My healing journey hands down. Most of my past relationships were codependent and very destructive, but as I worked through the layers of shame, denial and rage, I found and rebuilt my broken self. In finding the courage to accept myself, not only do I have more self esteem, but I am able to connect with my daughter and others in a way I never thought possible.
I got into this work because…….
As a third generation Jamaican descendant of the enslave (born and raised in the UK), I inherited an intergenerational pathology of unexpressed, recycled trauma that had to stop with me!!!. I’m so tired of seeing black folks being abuse under this system so anything I can do that nurtures our liberation is a must.
What drives me is…….
My daughter's delicious brown face reminds me of the hurt that needs to be healed and the legacies that need to be built. She deserves to live in a world that accepts her exactly as she is. What drives me is also seeing my clients win!
My s/hero’s are……

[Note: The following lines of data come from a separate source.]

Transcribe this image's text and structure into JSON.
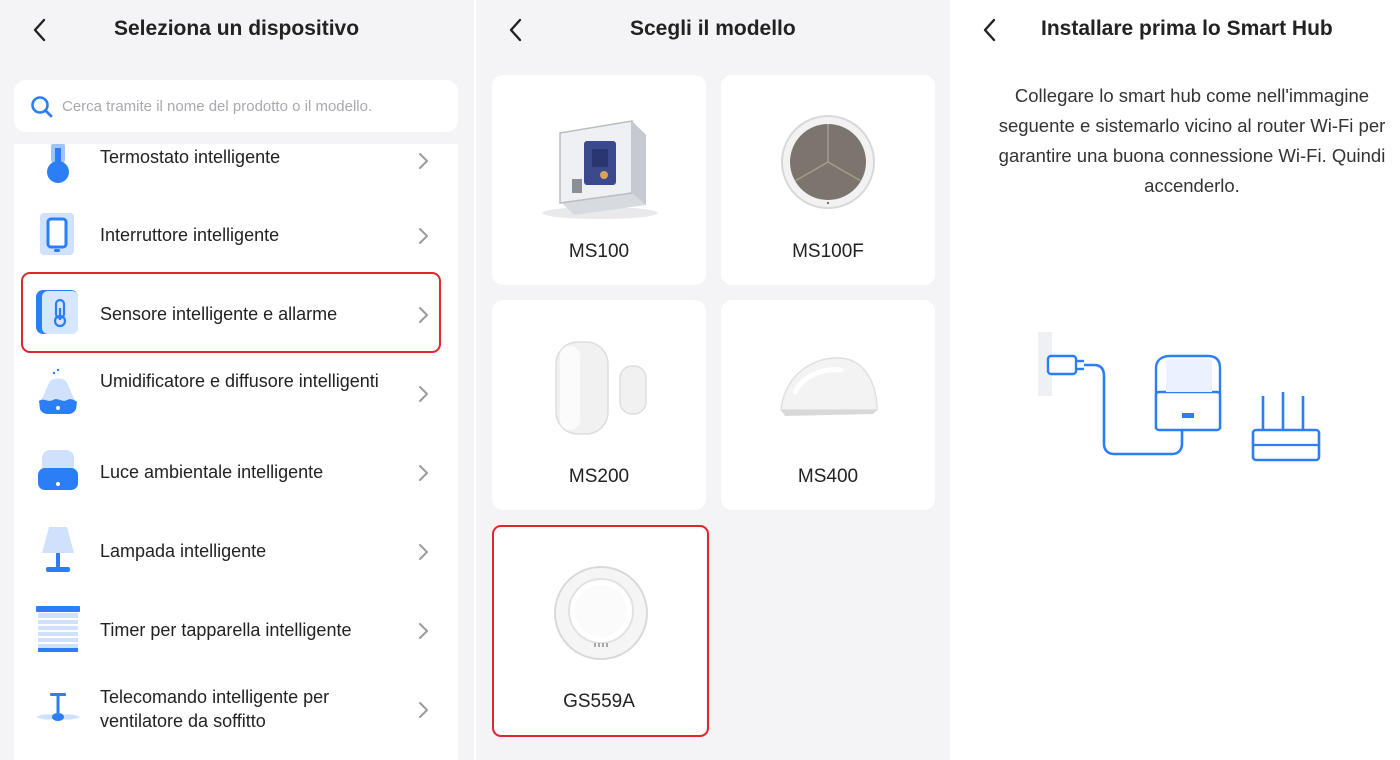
{
  "panel1": {
    "title": "Seleziona un dispositivo",
    "search": {
      "placeholder": "Cerca tramite il nome del prodotto o il modello."
    },
    "items": [
      {
        "label": "Termostato intelligente",
        "icon": "thermostat-icon"
      },
      {
        "label": "Interruttore intelligente",
        "icon": "smart-switch-icon"
      },
      {
        "label": "Sensore intelligente e allarme",
        "icon": "sensor-thermometer-icon",
        "highlighted": true
      },
      {
        "label": "Umidificatore e diffusore intelligenti",
        "icon": "humidifier-icon"
      },
      {
        "label": "Luce ambientale intelligente",
        "icon": "ambient-light-icon"
      },
      {
        "label": "Lampada intelligente",
        "icon": "lamp-icon"
      },
      {
        "label": "Timer per tapparella intelligente",
        "icon": "roller-shutter-icon"
      },
      {
        "label": "Telecomando intelligente per ventilatore da soffitto",
        "icon": "ceiling-fan-icon"
      }
    ]
  },
  "panel2": {
    "title": "Scegli il modello",
    "models": [
      {
        "name": "MS100",
        "image": "hub-device-image"
      },
      {
        "name": "MS100F",
        "image": "round-sensor-image"
      },
      {
        "name": "MS200",
        "image": "door-sensor-image"
      },
      {
        "name": "MS400",
        "image": "dome-sensor-image"
      },
      {
        "name": "GS559A",
        "image": "smoke-detector-image",
        "highlighted": true
      }
    ]
  },
  "panel3": {
    "title": "Installare prima lo Smart Hub",
    "instructions": "Collegare lo smart hub come nell'immagine seguente e sistemarlo vicino al router Wi-Fi per garantire una buona connessione Wi-Fi. Quindi accenderlo.",
    "illustration": "hub-router-connection-illustration"
  },
  "colors": {
    "accent": "#2b7ef6",
    "highlight": "#e0252d",
    "background": "#f4f4f6",
    "text": "#222222"
  }
}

bell hooks. Everything about her work speaks to black women with power, compassion and grace. Resmaa Menakem’s work in ‘My Grandmothers hands’ is also a beautiful piece of work building a global movement around healing from racial trauma within community.
My vision is……
I hear a lot of people saying that the answer to our liberation is self knowledge through studying our history, some would say that it’s through economic empowerment. These are valid pieces to the puzzle, but I believe our freedom begins with doing the individual and collective therapy work around our traumatised history. We must find the courage and space to process our loss of self, culture, safety and communities. Black people have absorbed so much racial pain over the years, that our very blackness has become the trigger that disconnects us. My vision is to build something that will help us find each again and love fearlessly the way RA intended in the beginning.
Thank you for choosing to spend this time with me and I look forward to seeing you next time.
Your sista in service.